Take the case of Mr Hsieh Fu Hua, the CEO of SGX. Here there is no taint of lying, scandal or any sort of cover up, only a possible conflict of interest that had been declared to the board from the very onset. Still, there is some talk that he may leave when his contract ends in 2009.

Shareholders are saying that there is no need for him to leave.

At an extraordinary general meeting on Wednesday, one shareholder said: 'Mr Hsieh, I want you to know that we are all behind you.

'Please keep up the good work that you have done!' and the 70 or so shareholders gathered there applauded.

It's ok, we love you, as long as you perform! A purely utilitarian argument.

Chairman JY Pillay wisely said that when Mr Hsieh's contract ends, future boards could decide to persuade him to stay.
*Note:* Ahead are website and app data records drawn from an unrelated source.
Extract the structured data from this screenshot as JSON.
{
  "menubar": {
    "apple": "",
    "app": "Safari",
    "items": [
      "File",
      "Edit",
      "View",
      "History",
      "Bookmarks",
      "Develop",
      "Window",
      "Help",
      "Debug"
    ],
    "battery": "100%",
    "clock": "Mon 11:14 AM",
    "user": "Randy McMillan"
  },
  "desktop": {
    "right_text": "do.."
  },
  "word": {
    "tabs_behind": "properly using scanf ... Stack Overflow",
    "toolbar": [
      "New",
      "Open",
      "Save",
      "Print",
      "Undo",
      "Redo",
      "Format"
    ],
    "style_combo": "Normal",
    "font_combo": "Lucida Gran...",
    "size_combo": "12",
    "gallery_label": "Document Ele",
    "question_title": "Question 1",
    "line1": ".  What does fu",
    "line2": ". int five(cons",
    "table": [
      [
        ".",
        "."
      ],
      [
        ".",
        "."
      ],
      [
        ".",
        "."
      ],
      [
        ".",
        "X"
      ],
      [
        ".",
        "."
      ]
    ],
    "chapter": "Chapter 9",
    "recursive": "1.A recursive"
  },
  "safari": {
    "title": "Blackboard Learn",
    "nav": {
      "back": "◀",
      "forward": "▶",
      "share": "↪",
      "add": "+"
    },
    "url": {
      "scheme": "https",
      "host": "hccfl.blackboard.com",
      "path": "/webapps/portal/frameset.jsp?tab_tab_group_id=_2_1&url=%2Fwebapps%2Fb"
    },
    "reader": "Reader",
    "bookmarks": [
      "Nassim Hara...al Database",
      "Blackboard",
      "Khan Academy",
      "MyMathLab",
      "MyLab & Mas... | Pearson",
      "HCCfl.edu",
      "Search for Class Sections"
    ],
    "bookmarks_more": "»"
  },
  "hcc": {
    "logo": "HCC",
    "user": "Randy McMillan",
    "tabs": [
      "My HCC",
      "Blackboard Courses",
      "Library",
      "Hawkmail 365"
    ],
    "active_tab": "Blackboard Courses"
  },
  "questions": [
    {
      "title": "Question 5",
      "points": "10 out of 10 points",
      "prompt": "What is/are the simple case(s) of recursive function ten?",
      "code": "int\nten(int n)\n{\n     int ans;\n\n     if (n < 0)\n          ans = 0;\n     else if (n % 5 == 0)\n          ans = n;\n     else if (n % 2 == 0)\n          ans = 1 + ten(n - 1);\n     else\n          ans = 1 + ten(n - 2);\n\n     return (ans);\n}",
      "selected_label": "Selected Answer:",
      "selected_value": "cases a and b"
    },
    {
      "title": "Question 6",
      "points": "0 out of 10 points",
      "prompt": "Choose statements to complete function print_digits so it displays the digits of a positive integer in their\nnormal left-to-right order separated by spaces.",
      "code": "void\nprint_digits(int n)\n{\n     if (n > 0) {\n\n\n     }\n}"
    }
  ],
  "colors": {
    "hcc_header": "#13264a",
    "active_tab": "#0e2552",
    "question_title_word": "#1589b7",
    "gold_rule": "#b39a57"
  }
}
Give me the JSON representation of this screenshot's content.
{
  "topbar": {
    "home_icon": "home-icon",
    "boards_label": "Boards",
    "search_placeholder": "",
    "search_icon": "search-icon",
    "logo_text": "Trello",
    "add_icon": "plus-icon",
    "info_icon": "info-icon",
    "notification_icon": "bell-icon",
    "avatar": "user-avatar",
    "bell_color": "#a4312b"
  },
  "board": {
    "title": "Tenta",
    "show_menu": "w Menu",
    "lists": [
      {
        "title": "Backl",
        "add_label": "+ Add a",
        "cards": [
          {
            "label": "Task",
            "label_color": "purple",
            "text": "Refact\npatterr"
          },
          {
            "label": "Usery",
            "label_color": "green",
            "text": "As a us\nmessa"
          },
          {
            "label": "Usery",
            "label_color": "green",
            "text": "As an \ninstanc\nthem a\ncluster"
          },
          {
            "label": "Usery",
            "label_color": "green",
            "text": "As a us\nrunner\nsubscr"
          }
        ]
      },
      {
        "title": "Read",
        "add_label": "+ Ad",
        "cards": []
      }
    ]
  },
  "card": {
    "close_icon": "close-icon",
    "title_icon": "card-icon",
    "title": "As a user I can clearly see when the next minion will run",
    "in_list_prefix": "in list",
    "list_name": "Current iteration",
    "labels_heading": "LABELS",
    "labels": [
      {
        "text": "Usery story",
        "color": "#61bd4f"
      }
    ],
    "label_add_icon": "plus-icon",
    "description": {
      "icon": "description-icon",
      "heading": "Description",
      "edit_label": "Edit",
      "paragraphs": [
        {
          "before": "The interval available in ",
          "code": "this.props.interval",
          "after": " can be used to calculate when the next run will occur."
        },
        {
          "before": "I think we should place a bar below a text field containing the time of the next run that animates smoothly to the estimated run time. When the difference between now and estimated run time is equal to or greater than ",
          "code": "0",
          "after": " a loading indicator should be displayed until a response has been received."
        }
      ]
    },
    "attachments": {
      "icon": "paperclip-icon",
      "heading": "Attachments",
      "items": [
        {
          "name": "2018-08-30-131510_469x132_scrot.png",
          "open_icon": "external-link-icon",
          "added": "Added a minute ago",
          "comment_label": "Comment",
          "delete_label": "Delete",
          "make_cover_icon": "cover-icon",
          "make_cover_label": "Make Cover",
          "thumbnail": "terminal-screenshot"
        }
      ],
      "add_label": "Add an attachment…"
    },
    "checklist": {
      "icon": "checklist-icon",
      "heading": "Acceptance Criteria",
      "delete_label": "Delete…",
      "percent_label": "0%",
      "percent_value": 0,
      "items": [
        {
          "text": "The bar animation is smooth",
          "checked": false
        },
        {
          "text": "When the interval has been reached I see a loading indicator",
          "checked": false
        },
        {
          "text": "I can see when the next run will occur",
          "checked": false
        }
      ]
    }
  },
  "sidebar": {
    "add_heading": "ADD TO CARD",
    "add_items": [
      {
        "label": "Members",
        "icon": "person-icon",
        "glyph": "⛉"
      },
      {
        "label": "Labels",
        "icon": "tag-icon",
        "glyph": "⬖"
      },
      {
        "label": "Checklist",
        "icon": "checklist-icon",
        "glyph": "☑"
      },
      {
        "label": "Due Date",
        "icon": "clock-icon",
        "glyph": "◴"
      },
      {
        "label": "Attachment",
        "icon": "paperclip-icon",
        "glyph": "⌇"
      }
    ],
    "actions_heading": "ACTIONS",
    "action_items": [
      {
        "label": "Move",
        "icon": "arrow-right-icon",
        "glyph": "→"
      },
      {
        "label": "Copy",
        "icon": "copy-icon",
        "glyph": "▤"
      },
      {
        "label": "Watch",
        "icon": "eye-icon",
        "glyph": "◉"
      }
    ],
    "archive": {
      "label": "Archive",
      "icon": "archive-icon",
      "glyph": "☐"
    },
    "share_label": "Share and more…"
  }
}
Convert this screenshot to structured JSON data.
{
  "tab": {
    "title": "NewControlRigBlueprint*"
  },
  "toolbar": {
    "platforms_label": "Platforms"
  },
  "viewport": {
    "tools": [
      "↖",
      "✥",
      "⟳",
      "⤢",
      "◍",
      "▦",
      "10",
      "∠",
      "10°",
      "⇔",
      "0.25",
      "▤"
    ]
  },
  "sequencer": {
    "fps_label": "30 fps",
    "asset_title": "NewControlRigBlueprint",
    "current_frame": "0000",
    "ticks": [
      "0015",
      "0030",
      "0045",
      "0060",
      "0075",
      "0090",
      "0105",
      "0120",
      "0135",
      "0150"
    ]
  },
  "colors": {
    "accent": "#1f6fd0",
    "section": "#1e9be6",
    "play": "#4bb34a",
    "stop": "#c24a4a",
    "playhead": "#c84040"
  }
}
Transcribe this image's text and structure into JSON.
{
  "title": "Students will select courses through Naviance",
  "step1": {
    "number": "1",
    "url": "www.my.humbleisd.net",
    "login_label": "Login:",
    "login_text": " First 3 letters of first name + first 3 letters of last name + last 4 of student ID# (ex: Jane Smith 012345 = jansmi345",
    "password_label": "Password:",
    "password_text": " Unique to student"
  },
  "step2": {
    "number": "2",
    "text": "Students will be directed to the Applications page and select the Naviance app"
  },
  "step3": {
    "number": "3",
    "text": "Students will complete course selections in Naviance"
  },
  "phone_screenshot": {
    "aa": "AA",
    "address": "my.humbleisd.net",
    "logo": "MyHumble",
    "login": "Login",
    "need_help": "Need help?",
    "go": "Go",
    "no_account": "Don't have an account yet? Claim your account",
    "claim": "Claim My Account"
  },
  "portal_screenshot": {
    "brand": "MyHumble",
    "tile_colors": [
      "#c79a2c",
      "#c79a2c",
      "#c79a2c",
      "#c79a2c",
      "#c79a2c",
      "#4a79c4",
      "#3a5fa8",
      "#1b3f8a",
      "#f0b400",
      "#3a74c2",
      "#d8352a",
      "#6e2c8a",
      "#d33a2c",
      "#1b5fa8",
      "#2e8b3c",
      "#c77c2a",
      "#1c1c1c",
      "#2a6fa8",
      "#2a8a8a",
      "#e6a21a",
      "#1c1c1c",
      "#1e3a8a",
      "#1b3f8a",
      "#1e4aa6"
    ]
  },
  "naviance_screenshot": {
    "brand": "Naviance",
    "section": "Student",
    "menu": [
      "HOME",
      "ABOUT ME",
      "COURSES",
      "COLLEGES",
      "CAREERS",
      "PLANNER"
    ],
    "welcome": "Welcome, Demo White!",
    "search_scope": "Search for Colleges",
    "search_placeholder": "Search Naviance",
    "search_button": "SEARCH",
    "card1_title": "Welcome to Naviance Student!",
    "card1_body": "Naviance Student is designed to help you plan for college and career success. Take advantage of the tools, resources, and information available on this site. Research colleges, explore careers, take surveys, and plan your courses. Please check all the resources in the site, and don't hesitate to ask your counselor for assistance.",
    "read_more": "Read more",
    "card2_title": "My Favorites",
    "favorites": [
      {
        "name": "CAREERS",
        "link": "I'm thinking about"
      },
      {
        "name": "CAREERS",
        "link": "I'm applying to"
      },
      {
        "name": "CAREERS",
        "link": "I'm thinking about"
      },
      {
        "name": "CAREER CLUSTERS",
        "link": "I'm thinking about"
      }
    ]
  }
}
But the argument changes when we speak of political appointments. And it is here that we may differ from more liberal Western countries.

In Britain, MrMichael Portillo was defence minister in the 1990s - and was open about his gay past. In Singapore, we have some way to go before electing a Singaporean Portillo to succeed Defence Minister Teo Chee Hean.

A political leader stands for a set of values which, by and large, reflects that which his society lives by.

In politics, it is not mere profit maximisation. It is what his idea of what a good life is.

Even in Britain, Mr Portillo did not get his party's leaders support in his bid to lead the Conservative Party and hence the Prime Ministership in 2001. Rather bluntly, they said they wanted someone 'more normal'.


How do we say what is 'normal'?

We tend to start from the smallest digit of society - the family. In a way, it is easy - as a mother, I can say that I love my sons, whatever colour they choose to embrace. As a Methodist, I stand against homosexuality.

These are the two immovables - in between are many shades, possibly of pink.

Moving up, let's go through the various groups in society - grassroots, schools, workplaces and so on. Does it matter if your Residents' Committee chairman, or your colleague, or your fellow-volunteer is gay? Not really.

Let's move even further up - into the civil service.

Does it matter that a permanent secretary is gay? For me, not really.

So between the family and the ballot box, there is a wide range of social spaces where one's sexual orientation does not matter.

But the buck stops at the ballot box.

Does it matter if an MP is gay?

If a man is gay, hides this fact, and is exposed when he stands for election, he will surely be repulsed as a craven liar.

But if a man is gay, openly so, and stands for election, some may applaud in public for his courage, but vote against him in private.

Indeed, when you engage in open debate, in the realm of logic and cold-blooded analysis, you may concede the point that a gay minister or MP is as good as a straight one.

But when it comes to the ballot box, where you have no need to justify your decision to anyone other than yourself, things may be different.

This does not end as a moral argument, although, turning on family and personal values, it may have begun as one.

It ends as an argument in political process.

If you have decided to respect each man's vote and let his values count as much as the next, then you are bound by the decision spawned by the one-man, one-vote process.

You do not then dispute the quality of this decision.

For some, this represents the tyranny of the majority; for others, the triumph of democracy.